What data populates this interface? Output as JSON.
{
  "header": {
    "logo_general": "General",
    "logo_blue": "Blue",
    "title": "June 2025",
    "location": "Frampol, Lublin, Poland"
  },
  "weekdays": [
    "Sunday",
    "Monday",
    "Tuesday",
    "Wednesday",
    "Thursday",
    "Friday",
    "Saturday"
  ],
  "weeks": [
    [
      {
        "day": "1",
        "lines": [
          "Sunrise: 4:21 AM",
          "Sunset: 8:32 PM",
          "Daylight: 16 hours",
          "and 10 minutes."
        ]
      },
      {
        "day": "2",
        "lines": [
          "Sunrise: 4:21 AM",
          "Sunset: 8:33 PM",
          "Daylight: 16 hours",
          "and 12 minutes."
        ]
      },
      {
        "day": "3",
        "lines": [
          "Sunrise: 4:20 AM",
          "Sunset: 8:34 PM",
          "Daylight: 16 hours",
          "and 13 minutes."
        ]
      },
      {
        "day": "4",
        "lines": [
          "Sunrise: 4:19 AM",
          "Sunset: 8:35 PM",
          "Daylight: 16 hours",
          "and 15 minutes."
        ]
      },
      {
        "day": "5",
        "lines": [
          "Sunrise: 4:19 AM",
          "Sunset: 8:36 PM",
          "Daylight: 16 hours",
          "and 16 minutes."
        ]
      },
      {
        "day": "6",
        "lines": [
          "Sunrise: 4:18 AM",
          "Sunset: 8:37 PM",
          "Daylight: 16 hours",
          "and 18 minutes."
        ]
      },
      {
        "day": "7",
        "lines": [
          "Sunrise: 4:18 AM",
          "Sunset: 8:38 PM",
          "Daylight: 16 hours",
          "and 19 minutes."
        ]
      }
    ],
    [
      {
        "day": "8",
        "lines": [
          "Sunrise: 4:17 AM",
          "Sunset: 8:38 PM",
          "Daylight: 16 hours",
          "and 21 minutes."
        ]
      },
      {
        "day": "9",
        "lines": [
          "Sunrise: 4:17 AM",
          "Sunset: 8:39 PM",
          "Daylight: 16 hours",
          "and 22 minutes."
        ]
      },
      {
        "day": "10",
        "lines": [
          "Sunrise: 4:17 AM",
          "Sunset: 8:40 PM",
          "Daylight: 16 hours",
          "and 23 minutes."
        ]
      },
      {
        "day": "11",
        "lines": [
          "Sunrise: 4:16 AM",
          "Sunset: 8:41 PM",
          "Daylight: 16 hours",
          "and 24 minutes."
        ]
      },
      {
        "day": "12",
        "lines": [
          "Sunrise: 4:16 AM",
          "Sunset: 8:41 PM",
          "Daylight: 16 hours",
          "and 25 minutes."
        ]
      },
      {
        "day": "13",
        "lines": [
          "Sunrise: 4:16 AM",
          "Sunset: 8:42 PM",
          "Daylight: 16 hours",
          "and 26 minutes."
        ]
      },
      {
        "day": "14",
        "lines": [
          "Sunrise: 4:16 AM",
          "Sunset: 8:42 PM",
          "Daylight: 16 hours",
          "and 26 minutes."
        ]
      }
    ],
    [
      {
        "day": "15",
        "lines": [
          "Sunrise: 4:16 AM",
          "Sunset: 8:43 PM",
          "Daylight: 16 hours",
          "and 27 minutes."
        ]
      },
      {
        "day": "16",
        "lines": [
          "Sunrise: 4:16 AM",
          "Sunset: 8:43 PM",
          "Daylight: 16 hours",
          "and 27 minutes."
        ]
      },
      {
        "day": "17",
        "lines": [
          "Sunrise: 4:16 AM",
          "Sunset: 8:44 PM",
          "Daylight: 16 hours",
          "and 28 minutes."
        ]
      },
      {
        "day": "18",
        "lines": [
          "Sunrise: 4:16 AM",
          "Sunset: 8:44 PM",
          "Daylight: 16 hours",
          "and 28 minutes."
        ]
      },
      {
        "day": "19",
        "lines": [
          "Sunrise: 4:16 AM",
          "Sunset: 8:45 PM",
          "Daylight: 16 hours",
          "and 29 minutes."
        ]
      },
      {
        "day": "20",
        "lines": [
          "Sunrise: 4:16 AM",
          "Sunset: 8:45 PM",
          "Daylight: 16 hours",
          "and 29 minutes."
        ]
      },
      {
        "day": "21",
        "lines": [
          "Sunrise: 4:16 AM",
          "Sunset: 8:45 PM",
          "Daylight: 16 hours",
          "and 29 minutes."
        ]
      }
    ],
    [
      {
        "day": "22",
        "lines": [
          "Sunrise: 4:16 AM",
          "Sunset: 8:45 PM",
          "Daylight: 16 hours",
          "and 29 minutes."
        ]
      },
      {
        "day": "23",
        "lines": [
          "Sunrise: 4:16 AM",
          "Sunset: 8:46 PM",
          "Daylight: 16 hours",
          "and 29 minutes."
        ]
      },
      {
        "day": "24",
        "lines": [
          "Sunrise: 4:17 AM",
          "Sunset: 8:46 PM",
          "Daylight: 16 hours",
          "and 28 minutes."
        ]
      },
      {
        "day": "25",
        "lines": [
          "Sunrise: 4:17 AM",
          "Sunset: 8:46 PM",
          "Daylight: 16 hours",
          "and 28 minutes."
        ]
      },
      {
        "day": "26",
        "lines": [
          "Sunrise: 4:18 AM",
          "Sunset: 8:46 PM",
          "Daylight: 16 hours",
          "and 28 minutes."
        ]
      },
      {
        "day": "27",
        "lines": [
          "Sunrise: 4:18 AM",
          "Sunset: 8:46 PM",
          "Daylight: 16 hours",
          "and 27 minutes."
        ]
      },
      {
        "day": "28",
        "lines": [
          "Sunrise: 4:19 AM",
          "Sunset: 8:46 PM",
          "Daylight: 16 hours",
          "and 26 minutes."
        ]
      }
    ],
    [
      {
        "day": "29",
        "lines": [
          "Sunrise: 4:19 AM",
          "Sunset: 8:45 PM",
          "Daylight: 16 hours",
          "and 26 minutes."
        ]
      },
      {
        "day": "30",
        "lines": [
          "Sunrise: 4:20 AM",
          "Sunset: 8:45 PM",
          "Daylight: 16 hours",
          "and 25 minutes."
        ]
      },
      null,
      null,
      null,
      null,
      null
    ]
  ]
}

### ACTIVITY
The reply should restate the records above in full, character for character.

### SOLUTION
What data populates this interface? Output as JSON.
{
  "header": {
    "logo_general": "General",
    "logo_blue": "Blue",
    "title": "June 2025",
    "location": "Frampol, Lublin, Poland"
  },
  "weekdays": [
    "Sunday",
    "Monday",
    "Tuesday",
    "Wednesday",
    "Thursday",
    "Friday",
    "Saturday"
  ],
  "weeks": [
    [
      {
        "day": "1",
        "lines": [
          "Sunrise: 4:21 AM",
          "Sunset: 8:32 PM",
          "Daylight: 16 hours",
          "and 10 minutes."
        ]
      },
      {
        "day": "2",
        "lines": [
          "Sunrise: 4:21 AM",
          "Sunset: 8:33 PM",
          "Daylight: 16 hours",
          "and 12 minutes."
        ]
      },
      {
        "day": "3",
        "lines": [
          "Sunrise: 4:20 AM",
          "Sunset: 8:34 PM",
          "Daylight: 16 hours",
          "and 13 minutes."
        ]
      },
      {
        "day": "4",
        "lines": [
          "Sunrise: 4:19 AM",
          "Sunset: 8:35 PM",
          "Daylight: 16 hours",
          "and 15 minutes."
        ]
      },
      {
        "day": "5",
        "lines": [
          "Sunrise: 4:19 AM",
          "Sunset: 8:36 PM",
          "Daylight: 16 hours",
          "and 16 minutes."
        ]
      },
      {
        "day": "6",
        "lines": [
          "Sunrise: 4:18 AM",
          "Sunset: 8:37 PM",
          "Daylight: 16 hours",
          "and 18 minutes."
        ]
      },
      {
        "day": "7",
        "lines": [
          "Sunrise: 4:18 AM",
          "Sunset: 8:38 PM",
          "Daylight: 16 hours",
          "and 19 minutes."
        ]
      }
    ],
    [
      {
        "day": "8",
        "lines": [
          "Sunrise: 4:17 AM",
          "Sunset: 8:38 PM",
          "Daylight: 16 hours",
          "and 21 minutes."
        ]
      },
      {
        "day": "9",
        "lines": [
          "Sunrise: 4:17 AM",
          "Sunset: 8:39 PM",
          "Daylight: 16 hours",
          "and 22 minutes."
        ]
      },
      {
        "day": "10",
        "lines": [
          "Sunrise: 4:17 AM",
          "Sunset: 8:40 PM",
          "Daylight: 16 hours",
          "and 23 minutes."
        ]
      },
      {
        "day": "11",
        "lines": [
          "Sunrise: 4:16 AM",
          "Sunset: 8:41 PM",
          "Daylight: 16 hours",
          "and 24 minutes."
        ]
      },
      {
        "day": "12",
        "lines": [
          "Sunrise: 4:16 AM",
          "Sunset: 8:41 PM",
          "Daylight: 16 hours",
          "and 25 minutes."
        ]
      },
      {
        "day": "13",
        "lines": [
          "Sunrise: 4:16 AM",
          "Sunset: 8:42 PM",
          "Daylight: 16 hours",
          "and 26 minutes."
        ]
      },
      {
        "day": "14",
        "lines": [
          "Sunrise: 4:16 AM",
          "Sunset: 8:42 PM",
          "Daylight: 16 hours",
          "and 26 minutes."
        ]
      }
    ],
    [
      {
        "day": "15",
        "lines": [
          "Sunrise: 4:16 AM",
          "Sunset: 8:43 PM",
          "Daylight: 16 hours",
          "and 27 minutes."
        ]
      },
      {
        "day": "16",
        "lines": [
          "Sunrise: 4:16 AM",
          "Sunset: 8:43 PM",
          "Daylight: 16 hours",
          "and 27 minutes."
        ]
      },
      {
        "day": "17",
        "lines": [
          "Sunrise: 4:16 AM",
          "Sunset: 8:44 PM",
          "Daylight: 16 hours",
          "and 28 minutes."
        ]
      },
      {
        "day": "18",
        "lines": [
          "Sunrise: 4:16 AM",
          "Sunset: 8:44 PM",
          "Daylight: 16 hours",
          "and 28 minutes."
        ]
      },
      {
        "day": "19",
        "lines": [
          "Sunrise: 4:16 AM",
          "Sunset: 8:45 PM",
          "Daylight: 16 hours",
          "and 29 minutes."
        ]
      },
      {
        "day": "20",
        "lines": [
          "Sunrise: 4:16 AM",
          "Sunset: 8:45 PM",
          "Daylight: 16 hours",
          "and 29 minutes."
        ]
      },
      {
        "day": "21",
        "lines": [
          "Sunrise: 4:16 AM",
          "Sunset: 8:45 PM",
          "Daylight: 16 hours",
          "and 29 minutes."
        ]
      }
    ],
    [
      {
        "day": "22",
        "lines": [
          "Sunrise: 4:16 AM",
          "Sunset: 8:45 PM",
          "Daylight: 16 hours",
          "and 29 minutes."
        ]
      },
      {
        "day": "23",
        "lines": [
          "Sunrise: 4:16 AM",
          "Sunset: 8:46 PM",
          "Daylight: 16 hours",
          "and 29 minutes."
        ]
      },
      {
        "day": "24",
        "lines": [
          "Sunrise: 4:17 AM",
          "Sunset: 8:46 PM",
          "Daylight: 16 hours",
          "and 28 minutes."
        ]
      },
      {
        "day": "25",
        "lines": [
          "Sunrise: 4:17 AM",
          "Sunset: 8:46 PM",
          "Daylight: 16 hours",
          "and 28 minutes."
        ]
      },
      {
        "day": "26",
        "lines": [
          "Sunrise: 4:18 AM",
          "Sunset: 8:46 PM",
          "Daylight: 16 hours",
          "and 28 minutes."
        ]
      },
      {
        "day": "27",
        "lines": [
          "Sunrise: 4:18 AM",
          "Sunset: 8:46 PM",
          "Daylight: 16 hours",
          "and 27 minutes."
        ]
      },
      {
        "day": "28",
        "lines": [
          "Sunrise: 4:19 AM",
          "Sunset: 8:46 PM",
          "Daylight: 16 hours",
          "and 26 minutes."
        ]
      }
    ],
    [
      {
        "day": "29",
        "lines": [
          "Sunrise: 4:19 AM",
          "Sunset: 8:45 PM",
          "Daylight: 16 hours",
          "and 26 minutes."
        ]
      },
      {
        "day": "30",
        "lines": [
          "Sunrise: 4:20 AM",
          "Sunset: 8:45 PM",
          "Daylight: 16 hours",
          "and 25 minutes."
        ]
      },
      null,
      null,
      null,
      null,
      null
    ]
  ]
}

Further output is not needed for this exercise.